Both 401(k)s and Individual Retirement Accounts (IRAs) have traditional and Roth options. If you’re unsure on what 401(k)s and IRAs are, check out this article.

For traditional and Roth accounts, the difference all comes down to taxes and when you pay them. With a traditional account, the investor (generally your employer) takes a set amount out of your paycheck before it’s taxed and puts it into the retirement account. If you are contributing yourself, you will have already paid taxes on that money throughout the year, but that set amount will be deducted from your taxable income when you file. This way your retirement savings grow tax deferred. Basically, you don’t pay taxes on what you put in now, but you’ll have to pay taxes on what you take out later. This is useful if you have a higher income because you put off paying these taxes until you’re retired and likely in a much lower tax bracket.

A Roth works in the opposite way. With a Roth retirement account, you pay taxes on your contributions now, so you don’t pay taxes on your withdrawals later. This can be great if you currently have a lower income that you expect to average. For example, if you are early on in your career, you probably have a fairly low salary compared to what you hope to make in the middle of your career. That lower income means that you will fall into a lower tax bracket, so you would pay less in taxes now than you would later. Roth accounts also allow for withdrawals for things like first-time home purchases, qualified education expenses, expenses related to a birth or adoption, and other life events.

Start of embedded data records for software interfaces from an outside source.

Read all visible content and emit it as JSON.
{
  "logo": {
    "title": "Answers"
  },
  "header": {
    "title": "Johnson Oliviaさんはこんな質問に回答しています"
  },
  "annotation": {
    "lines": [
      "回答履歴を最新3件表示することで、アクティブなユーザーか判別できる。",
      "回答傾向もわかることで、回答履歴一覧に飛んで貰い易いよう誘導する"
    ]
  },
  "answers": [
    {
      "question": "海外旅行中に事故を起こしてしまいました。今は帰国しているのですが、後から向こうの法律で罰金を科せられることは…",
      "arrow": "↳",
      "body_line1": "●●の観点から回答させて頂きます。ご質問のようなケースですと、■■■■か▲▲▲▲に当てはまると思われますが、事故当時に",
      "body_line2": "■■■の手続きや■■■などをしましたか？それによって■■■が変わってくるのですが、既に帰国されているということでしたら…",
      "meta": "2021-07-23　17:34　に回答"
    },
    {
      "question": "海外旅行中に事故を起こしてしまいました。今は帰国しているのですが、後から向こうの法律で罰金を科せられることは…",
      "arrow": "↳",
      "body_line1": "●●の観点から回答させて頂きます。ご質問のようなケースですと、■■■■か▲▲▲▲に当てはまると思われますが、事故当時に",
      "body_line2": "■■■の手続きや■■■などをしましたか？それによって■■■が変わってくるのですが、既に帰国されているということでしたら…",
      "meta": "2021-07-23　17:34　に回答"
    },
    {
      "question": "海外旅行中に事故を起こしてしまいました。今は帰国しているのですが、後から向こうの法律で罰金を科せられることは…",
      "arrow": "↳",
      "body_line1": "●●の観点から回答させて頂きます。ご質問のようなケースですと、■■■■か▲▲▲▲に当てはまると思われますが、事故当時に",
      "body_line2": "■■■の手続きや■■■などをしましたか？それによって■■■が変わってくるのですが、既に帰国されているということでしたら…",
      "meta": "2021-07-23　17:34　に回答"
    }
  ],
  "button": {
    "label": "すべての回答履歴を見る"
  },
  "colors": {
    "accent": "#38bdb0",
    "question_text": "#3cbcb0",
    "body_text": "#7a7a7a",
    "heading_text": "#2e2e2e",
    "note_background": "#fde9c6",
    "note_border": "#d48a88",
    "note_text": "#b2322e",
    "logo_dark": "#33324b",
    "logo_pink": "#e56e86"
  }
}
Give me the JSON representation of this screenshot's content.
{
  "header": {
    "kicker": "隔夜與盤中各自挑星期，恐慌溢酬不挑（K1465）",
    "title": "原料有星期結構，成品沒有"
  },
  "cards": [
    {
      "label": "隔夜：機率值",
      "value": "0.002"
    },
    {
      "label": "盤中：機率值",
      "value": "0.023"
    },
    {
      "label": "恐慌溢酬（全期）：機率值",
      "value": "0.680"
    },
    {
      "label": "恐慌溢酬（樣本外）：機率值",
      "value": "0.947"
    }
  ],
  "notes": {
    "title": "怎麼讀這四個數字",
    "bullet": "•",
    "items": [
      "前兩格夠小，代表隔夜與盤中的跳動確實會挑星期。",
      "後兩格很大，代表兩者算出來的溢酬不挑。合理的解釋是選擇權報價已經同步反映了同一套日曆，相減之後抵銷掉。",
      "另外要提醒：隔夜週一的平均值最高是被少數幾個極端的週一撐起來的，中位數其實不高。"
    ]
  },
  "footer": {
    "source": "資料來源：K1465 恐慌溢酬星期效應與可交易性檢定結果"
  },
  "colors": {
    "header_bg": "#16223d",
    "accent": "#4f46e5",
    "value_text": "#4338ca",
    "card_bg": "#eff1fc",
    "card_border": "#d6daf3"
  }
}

If you are interested in learning more about traditional or Roth IRAs, set up an appointment here to talk with an expert.